# Propulsion

## How do you calculate specific impulse?

To calculate the specific impulse, we first need to calculate the exhaust velocity. Since the real exhaust velocity is exceeding complex to calculate, we will be using some simplifying assumptions to make a simpler equation. Assume that the exhaust velocity follows the following formula:

Ve2 = kRgasTc [1 - (pe/pc)(k-1)/k] / (k-1)

where

k = ratio of specific heats, cp/cv
pe = nozzle exit pressure
pc = combustion chamber pressure
Tc = combustion chamber temperature
Rgas = exhaust flow specific gas constant RR/MM
RR = universal gas constant
MM = exhaust gas molecular weight

Note that k is typically between 1.21-1.26 for a wide range of fuels and oxidizers. Also note that the subscripts (e, c) stand for exit and chamber. Therefore, pc stands for temperature of chamber and pe stands for pressure of exit.

Because we are just approximating, we can simplify the above equation. The second half of the equation:

[1 - (pe/pc)(k-1)/k] / (k-1)

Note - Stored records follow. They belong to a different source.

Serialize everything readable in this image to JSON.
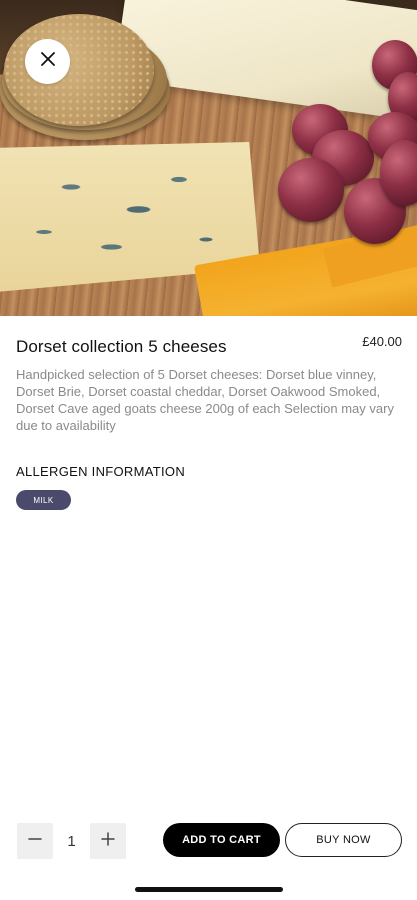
{
  "product": {
    "title": "Dorset collection 5 cheeses",
    "price": "£40.00",
    "description": "Handpicked selection of 5 Dorset cheeses: Dorset blue vinney, Dorset Brie, Dorset coastal cheddar, Dorset Oakwood Smoked, Dorset Cave aged goats cheese 200g of each Selection may vary due to availability",
    "image_icon": "cheese-board-photo"
  },
  "allergens": {
    "heading": "ALLERGEN INFORMATION",
    "items": [
      "MILK"
    ],
    "badge_color": "#4b4a6c"
  },
  "actions": {
    "close_icon": "close-icon",
    "minus_icon": "minus-icon",
    "plus_icon": "plus-icon",
    "quantity": "1",
    "add_to_cart_label": "ADD TO CART",
    "buy_now_label": "BUY NOW",
    "primary_color": "#000000"
  }
}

typically ends up as a small number which we will approximate with 1. Since anything multplied by one is itself then a rough guess of a specific impulse is:

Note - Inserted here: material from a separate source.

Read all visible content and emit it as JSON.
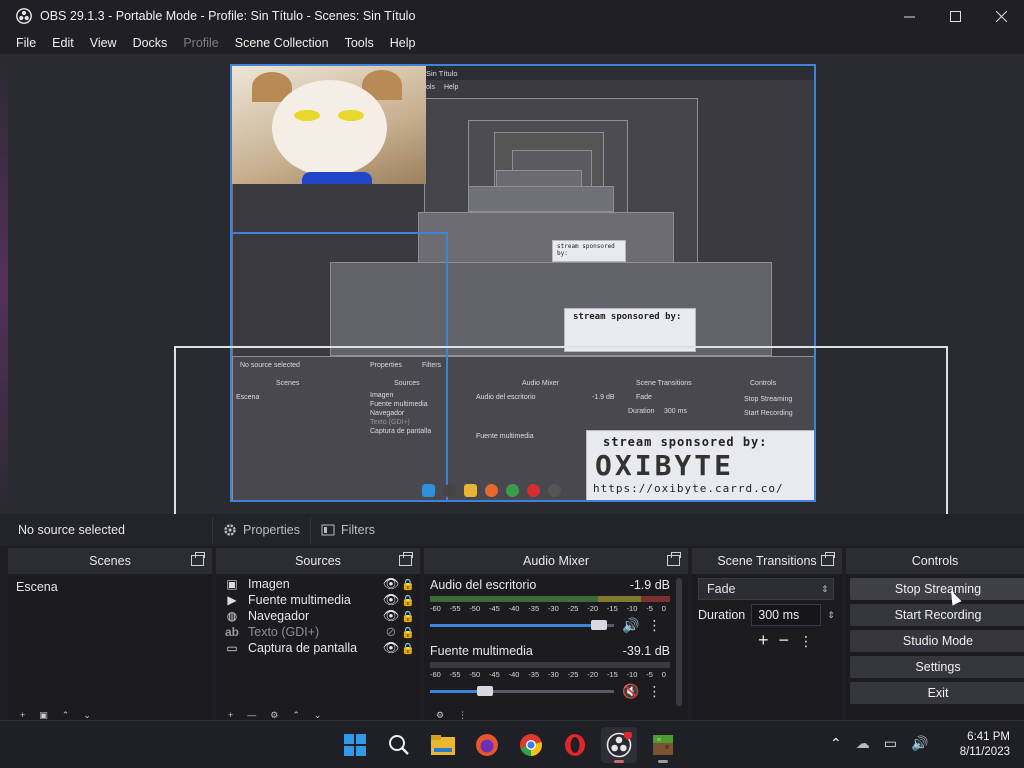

Ve2 = kRgasTc

and since k is typically between 1.21-1.26 then we will also remove that term and approximate it as 1 giving us:

Ve2 = RgasTc

This result gives us some interesting observations:

• to get a high exhaust velocity and therefore a high isp we want both a high temperature in the chamber (Tc) and a large exhaust flow gas constant (Rgas)
• for a given temperature (Tc), because Rgas is RR/MM, then if we reduce the molar weight of the exhaust gas then we get a higher velocity.

This then tells us that for better performance (high exhaust velocity), we want fuel-oxidizer mixtures that burn very hot and have a low molar mass exhaust.

The specific impulse is:

Isp = ueq/ge

where

Isp = specific impulse
ueq = total impulse / mass of expelled propellant
ge = acceleration at Earth's surface (9.8 m/s2)

And since we are approximating the speed of a gas with a constant velocity; the momentum of the escaping gas is:

p = mv

where

p = momentum (kg m/s)
m = mass (kg)
v = velocity (m/s)

Notice how masses cancel out and therefore we the Isp is just the velocity of the exhaust gas (Ve) divided by the gravitational attraction of the Earth (ge).